Europska komisija, HORIZON2020 - A pan-European framework for strengthening Critical Infrastructure resilience to climate change (EU-CIRCLE)   (Grant Agreement No. 653824)

Project website

Title A pan-European framework for strengthening Critical Infrastructure resilience to climate change (EU-CIRCLE)
Abstract EU-CIRCLE is a research project funded by Horizon2020 EU's new research and innovation programme, with an aim to assess the resilience of interconnected and interdependent critical infrastructures to climate change.

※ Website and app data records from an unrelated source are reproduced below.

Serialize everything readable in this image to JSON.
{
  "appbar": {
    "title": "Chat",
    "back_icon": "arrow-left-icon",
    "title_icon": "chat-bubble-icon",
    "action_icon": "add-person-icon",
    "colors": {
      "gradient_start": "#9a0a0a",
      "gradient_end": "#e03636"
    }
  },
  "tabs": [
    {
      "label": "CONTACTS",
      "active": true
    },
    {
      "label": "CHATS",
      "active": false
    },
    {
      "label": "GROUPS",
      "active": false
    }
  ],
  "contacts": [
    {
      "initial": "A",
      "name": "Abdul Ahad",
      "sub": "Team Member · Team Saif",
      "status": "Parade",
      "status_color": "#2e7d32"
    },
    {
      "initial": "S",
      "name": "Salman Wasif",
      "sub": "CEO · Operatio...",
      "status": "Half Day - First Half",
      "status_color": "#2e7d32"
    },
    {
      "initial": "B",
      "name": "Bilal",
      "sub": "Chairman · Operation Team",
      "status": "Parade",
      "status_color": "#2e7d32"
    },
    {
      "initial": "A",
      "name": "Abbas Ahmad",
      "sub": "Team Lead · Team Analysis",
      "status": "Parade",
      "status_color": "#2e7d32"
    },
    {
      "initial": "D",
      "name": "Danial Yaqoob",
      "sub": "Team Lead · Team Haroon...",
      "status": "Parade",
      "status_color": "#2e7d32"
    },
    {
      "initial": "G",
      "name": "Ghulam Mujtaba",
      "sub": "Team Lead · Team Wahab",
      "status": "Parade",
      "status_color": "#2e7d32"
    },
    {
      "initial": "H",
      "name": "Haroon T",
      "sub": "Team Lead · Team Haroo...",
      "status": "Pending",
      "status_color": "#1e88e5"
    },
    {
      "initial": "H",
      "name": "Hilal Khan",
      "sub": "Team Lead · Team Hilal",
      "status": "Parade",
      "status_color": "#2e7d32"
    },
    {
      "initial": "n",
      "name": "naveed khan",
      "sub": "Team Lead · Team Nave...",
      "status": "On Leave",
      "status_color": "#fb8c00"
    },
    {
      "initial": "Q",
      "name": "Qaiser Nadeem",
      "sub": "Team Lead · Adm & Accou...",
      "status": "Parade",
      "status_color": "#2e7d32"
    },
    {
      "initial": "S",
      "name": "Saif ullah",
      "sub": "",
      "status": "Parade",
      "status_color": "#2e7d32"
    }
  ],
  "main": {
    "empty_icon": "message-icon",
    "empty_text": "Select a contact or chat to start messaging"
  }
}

As European Infrastructures have lifetime that span in several decades, it is imperative to generate scientifically truthful and validated knowledge on the potential impacts of climate, as a viable pathway for making them resilient to future climate regimes. Owing to the multiple time scales involved, the main policy objective, as underline in the EU Adaptation Strategy to Climate Change (COM (2013) 216) as well as national policy briefs , is to move towards infrastructure network(s) that is resilient to today's natural hazards and prepared for the future changing climate. Furthermore, modern infrastructures are inherently interconnected and interdependent systems; thus extreme events are liable to lead to "cascade failures".
EU-CIRCLE's scope is to derive an innovative framework for supporting the interconnected European Infrastructure's resilience to climate pressures. This will be based on the development of a validated Climate Infrastructure Resilience Platform that will: 1) assess potential impacts due to climate hazards, 2) provide monitoring through new resilience indicators and 3) support cost-efficient adaptation measures. The EU-CIRCLE framework, leveraging upon the vast amount of existing knowledge generated thus in the climate research, will provide an open-source web-based solution customizable to addressing community requirements, either in responding to short-term hazards and extreme weather events or in deriving the most effective long term adaptation measures.
DHMZ will perform an assessment of the status and capabilities of climate and weather forecasting related models, their potential suitability and limitations in being utilized for assessing the climate related hazards on the operation of critical infrastructure at different temporal and spatial scales. Different types of climate information will be analysed (GCMs, RCM, statistical - dynamically downscaled models, local and regional models, extreme weather models) categorised and assessed. The classification will be fully compatible to the requirements of critical infrastructure modelling. The output of the models will be additionally associated with frequency of appearance of critical event parameters or user defined thresholds.
Key words Europe, critical infrastructure, climate information, climate change, extreme weather events
Contact person for DHMZ dr. sc. Branka Ivančan-Picek (branka.ivancan-picek(at), tel:01-45 65 678)
Researchers from DHMZ dr. sc. Alica Bajić, mr. sc. Ksenija Cindrić Kalin, dr. sc. Ivan Gütller, dr. sc. Kristian Horvath, mr. sc. Melita Perčec Tadić, Mario Hrastinski
Duration 1. 6. 2015. - 1. 6. 2018.
  1. National Center of Scientific Research Demokritos (Greece)
  2. Aditess Ltd (Cyprus)
  3. Satways Ltd (Greece)
  4. D'Appolonia Spa (Italy)
  5. Xuvasi Ltd (UK)
  6. MRK Management Consultants Gmbh (Germany)
  7. Artelia Eau Et Environnement SAS (France)
  8. Veleučilište Velika Gorica (Croatia)
  9. The University of Exeter (UK)
  10. Akademia Morska W Gdyni (Poland)
  11. The University Of Salford (UK)
  12. The European University Cyprus (Cyprus)
  13. Fraunhofer-Gesellschaft zur Foerderung der Angewandten Forschung e.v (Germany)
  14. Hellenic National Meteorological Service / Ministry Of National Defence (Greece)
  15. Državni hidrometeorološki zavod (Croatia)
  16. Meteorologisk institutt (Norway)
  17. Državna uprava za zaštitu i spašavanje (Croatia)
  18. Center for Security Studies (Greece)
  19. Entente Pour La Forêt Méditerranéenne (France)
  20. Torbay Council (UK)